Exercise materials below:

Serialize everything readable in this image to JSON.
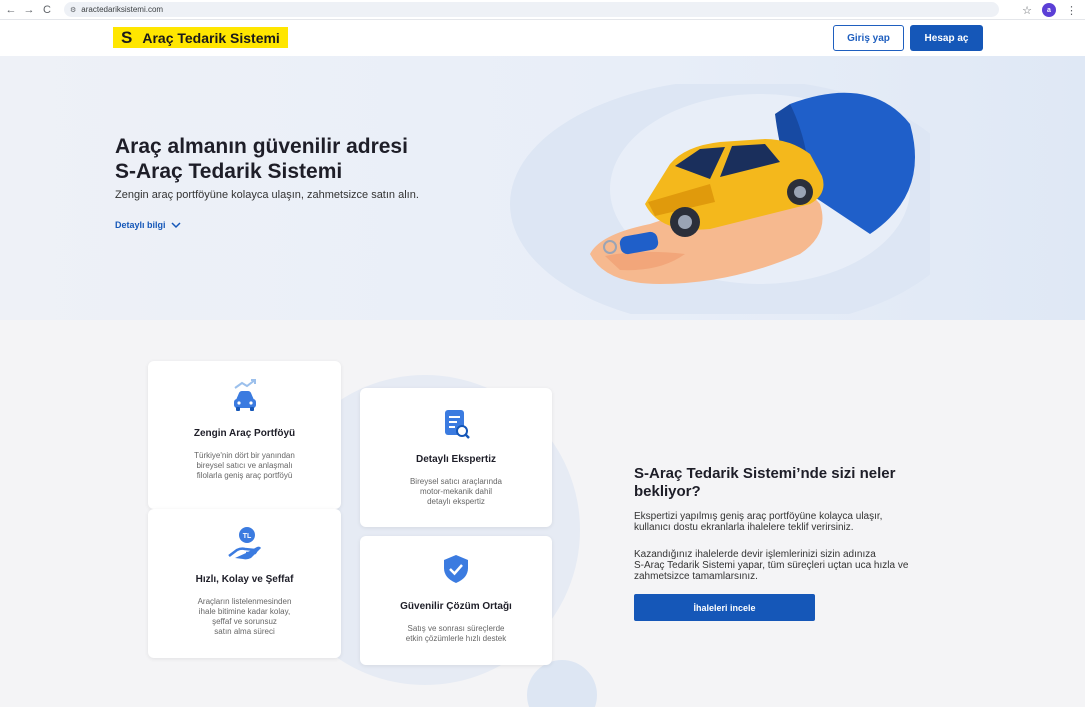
{
  "browser": {
    "url": "aractedariksistemi.com",
    "back_icon": "←",
    "forward_icon": "→",
    "reload_icon": "C",
    "profile_initial": "a"
  },
  "header": {
    "logo_mark": "S",
    "logo_name": "Araç Tedarik Sistemi",
    "login_label": "Giriş yap",
    "register_label": "Hesap aç"
  },
  "hero": {
    "title_line1": "Araç almanın güvenilir adresi",
    "title_line2": "S-Araç Tedarik Sistemi",
    "subtitle": "Zengin araç portföyüne kolayca ulaşın, zahmetsizce satın alın.",
    "more_label": "Detaylı bilgi"
  },
  "features": [
    {
      "title": "Zengin Araç Portföyü",
      "lines": [
        "Türkiye'nin dört bir yanından",
        "bireysel satıcı ve anlaşmalı",
        "filolarla geniş araç portföyü"
      ]
    },
    {
      "title": "Detaylı Ekspertiz",
      "lines": [
        "Bireysel satıcı araçlarında",
        "motor-mekanik dahil",
        "detaylı ekspertiz"
      ]
    },
    {
      "title": "Hızlı, Kolay ve Şeffaf",
      "badge": "TL",
      "lines": [
        "Araçların listelenmesinden",
        "ihale bitimine kadar kolay,",
        "şeffaf ve sorunsuz",
        "satın alma süreci"
      ]
    },
    {
      "title": "Güvenilir Çözüm Ortağı",
      "lines": [
        "Satış ve sonrası süreçlerde",
        "etkin çözümlerle hızlı destek"
      ]
    }
  ],
  "info": {
    "title_line1": "S-Araç Tedarik Sistemi’nde sizi neler",
    "title_line2": "bekliyor?",
    "p1_line1": "Ekspertizi yapılmış geniş araç portföyüne kolayca ulaşır,",
    "p1_line2": "kullanıcı dostu ekranlarla ihalelere teklif verirsiniz.",
    "p2_line1": "Kazandığınız ihalelerde devir işlemlerinizi sizin adınıza",
    "p2_line2": "S-Araç Tedarik Sistemi yapar, tüm süreçleri uçtan uca hızla ve",
    "p2_line3": "zahmetsizce tamamlarsınız.",
    "cta_label": "İhaleleri incele"
  },
  "colors": {
    "brand_yellow": "#ffe600",
    "primary_blue": "#1557b8",
    "accent_blue": "#3b7be0"
  }
}
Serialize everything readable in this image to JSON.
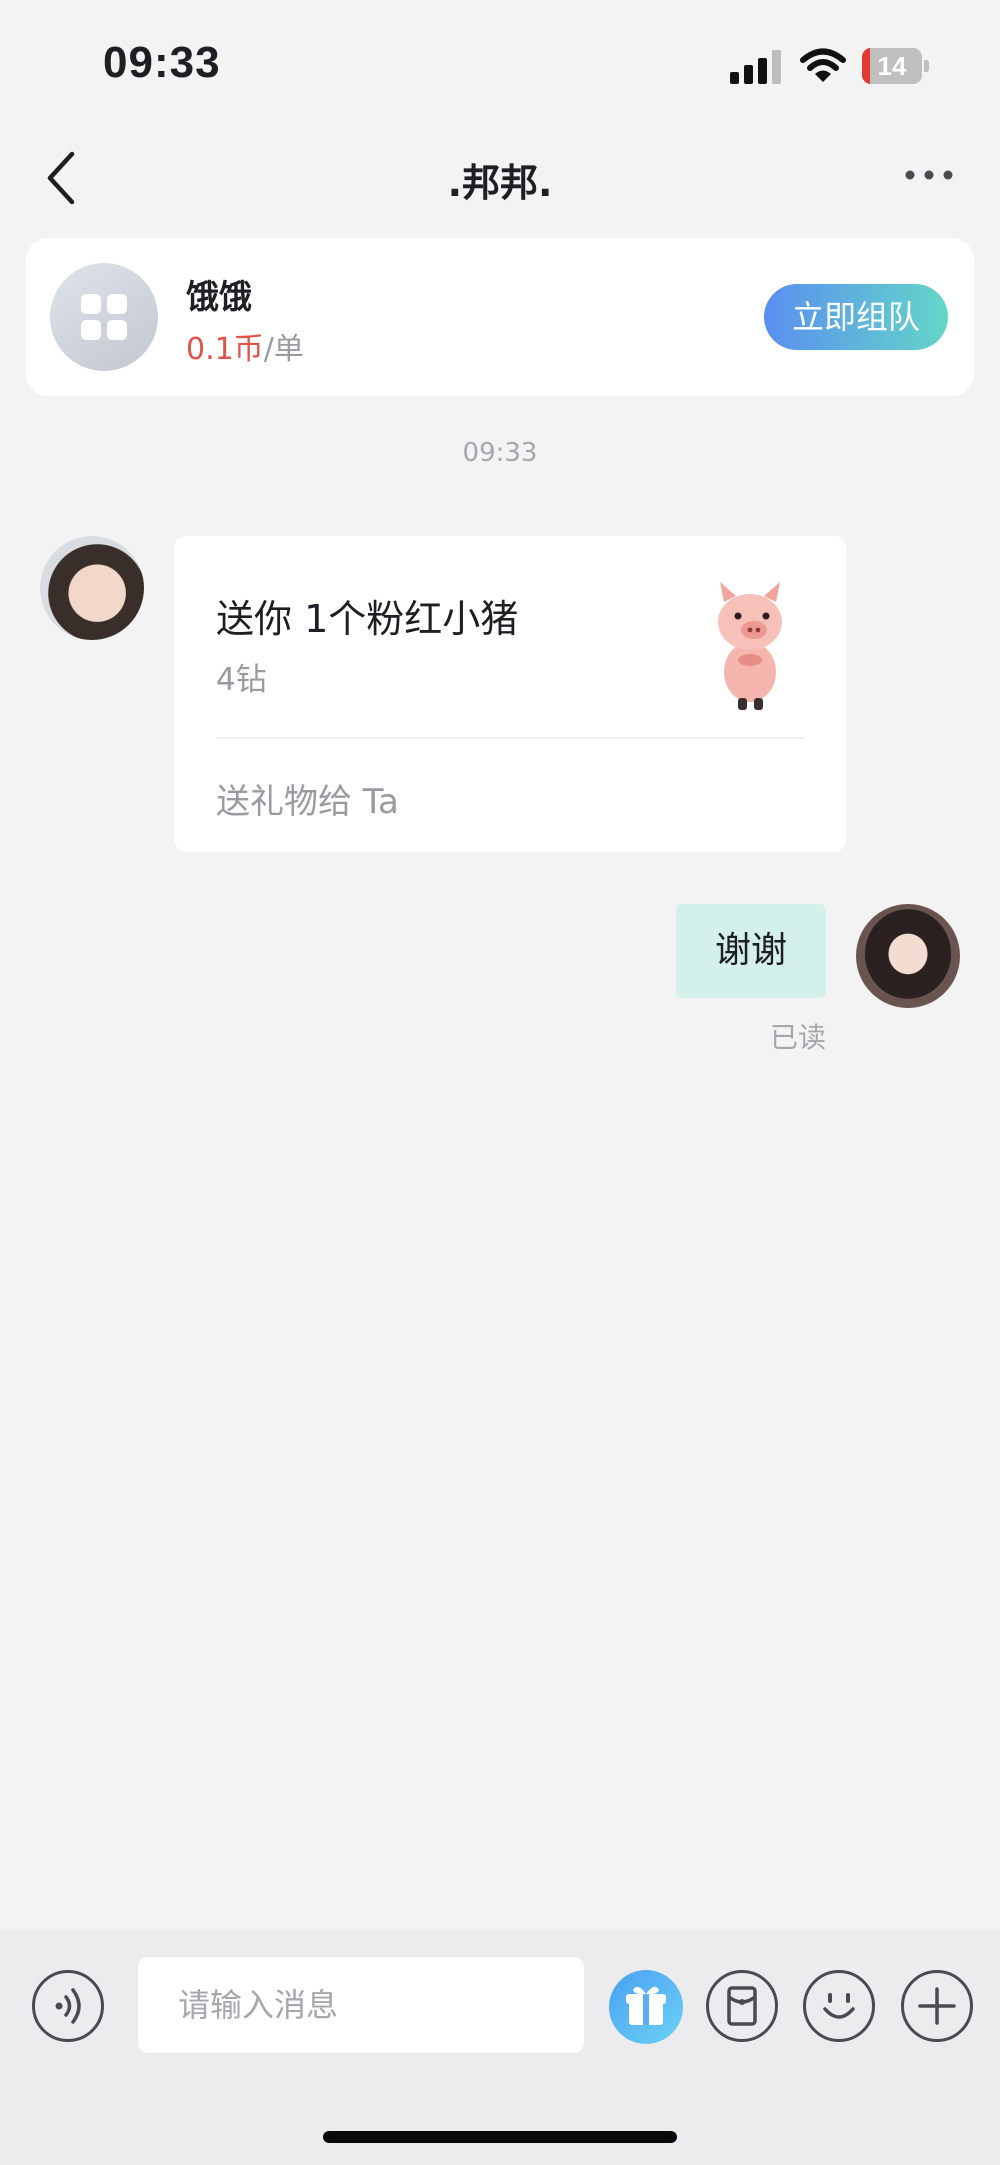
{
  "status_bar": {
    "time": "09:33",
    "battery_level": "14",
    "icons": [
      "cellular-signal-icon",
      "wifi-icon",
      "battery-icon"
    ]
  },
  "header": {
    "title": ".邦邦.",
    "icons": [
      "back-arrow-icon",
      "more-icon"
    ]
  },
  "order_card": {
    "service_name": "饿饿",
    "price_value": "0.1币",
    "price_unit": "/单",
    "action_label": "立即组队",
    "icon": "grid-apps-icon"
  },
  "chat": {
    "timestamp": "09:33",
    "gift_message": {
      "title": "送你 1个粉红小猪",
      "price": "4钻",
      "action_label": "送礼物给 Ta",
      "icon": "pink-pig-icon"
    },
    "outgoing_message": {
      "text": "谢谢",
      "status": "已读"
    }
  },
  "input_bar": {
    "placeholder": "请输入消息",
    "icons": [
      "voice-icon",
      "gift-icon",
      "red-packet-icon",
      "emoji-icon",
      "plus-icon"
    ]
  },
  "colors": {
    "background": "#f3f3f4",
    "price_red": "#e0554a",
    "button_gradient_start": "#5a8ff0",
    "button_gradient_end": "#63d6c8",
    "bubble_mint": "#d4f0ea"
  }
}
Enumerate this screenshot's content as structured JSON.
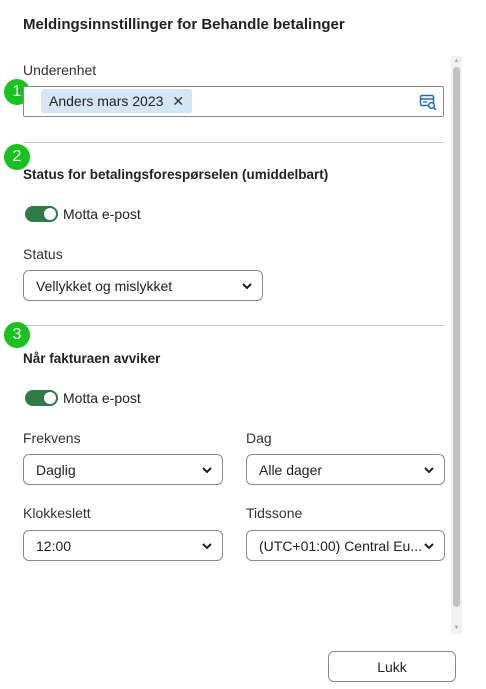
{
  "dialog": {
    "title": "Meldingsinnstillinger for Behandle betalinger",
    "close_label": "Lukk"
  },
  "steps": [
    "1",
    "2",
    "3"
  ],
  "subunit": {
    "label": "Underenhet",
    "selected_tag": "Anders mars 2023",
    "remove_icon": "close-icon",
    "lookup_icon": "search-lookup-icon"
  },
  "payment_status": {
    "title": "Status for betalingsforespørselen (umiddelbart)",
    "email_toggle_label": "Motta e-post",
    "email_enabled": true,
    "status_label": "Status",
    "status_value": "Vellykket og mislykket"
  },
  "invoice_deviation": {
    "title": "Når fakturaen avviker",
    "email_toggle_label": "Motta e-post",
    "email_enabled": true,
    "frequency_label": "Frekvens",
    "frequency_value": "Daglig",
    "day_label": "Dag",
    "day_value": "Alle dager",
    "time_label": "Klokkeslett",
    "time_value": "12:00",
    "timezone_label": "Tidssone",
    "timezone_value": "(UTC+01:00) Central Eu..."
  },
  "colors": {
    "badge": "#19c31d",
    "toggle_on": "#2f7a45",
    "chip_bg": "#d4e6f5",
    "lookup_icon": "#1f6fb2"
  }
}
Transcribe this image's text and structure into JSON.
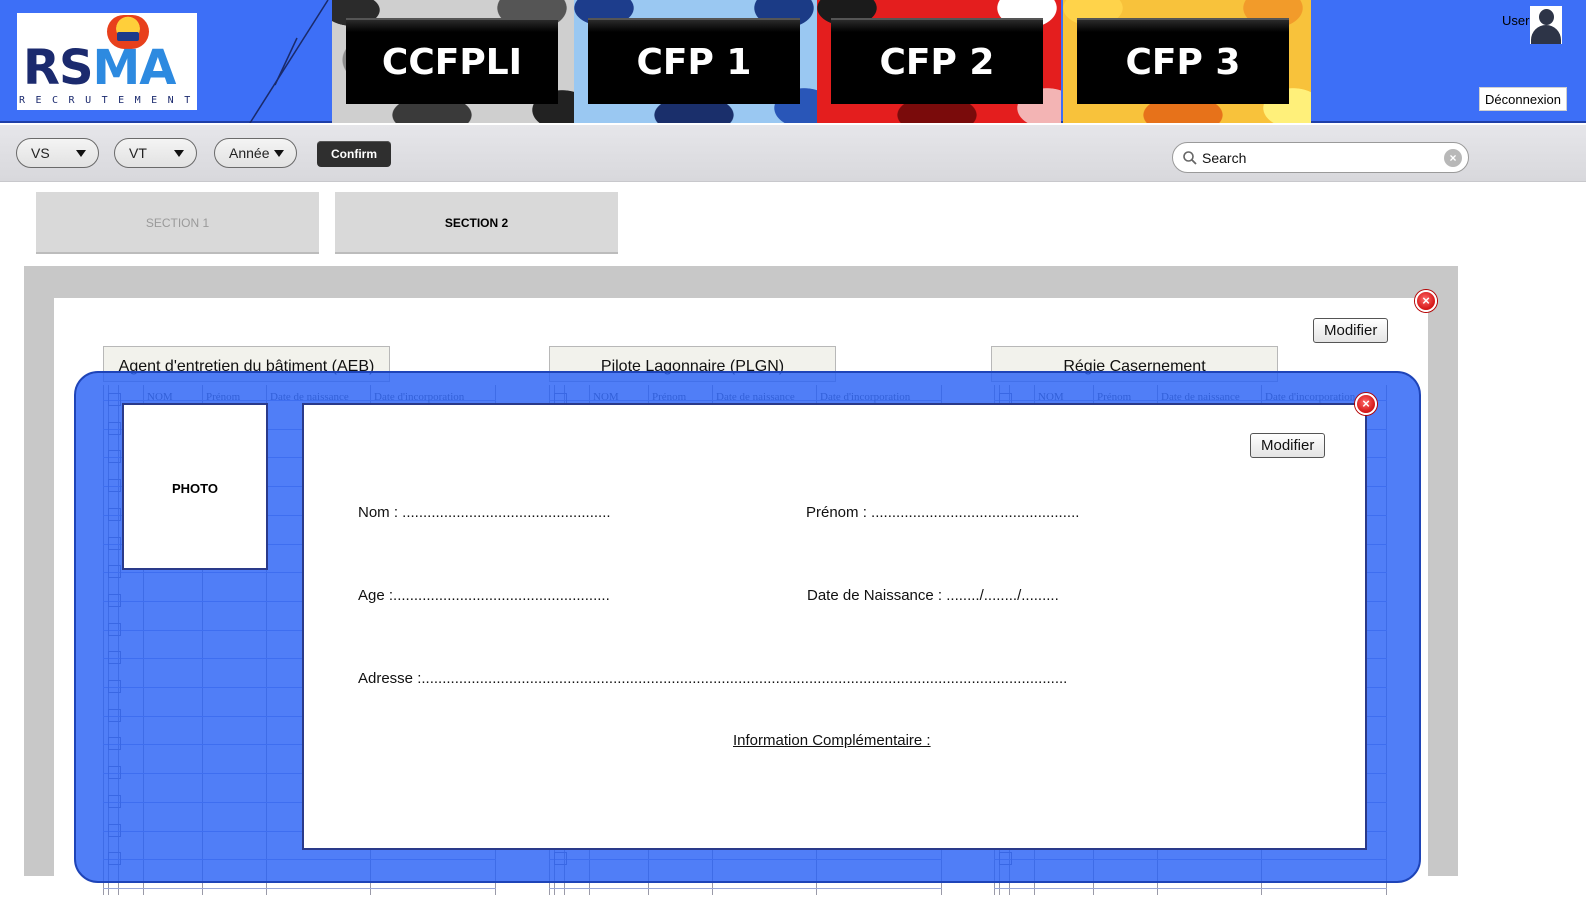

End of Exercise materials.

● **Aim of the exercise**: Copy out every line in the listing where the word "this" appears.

● **Exercise response**:
Serialize everything readable in this image to JSON.
Serialize everything readable in this image to JSON.
Enumerate this screenshot's content as structured JSON.
Transcribe this image's text and structure into JSON.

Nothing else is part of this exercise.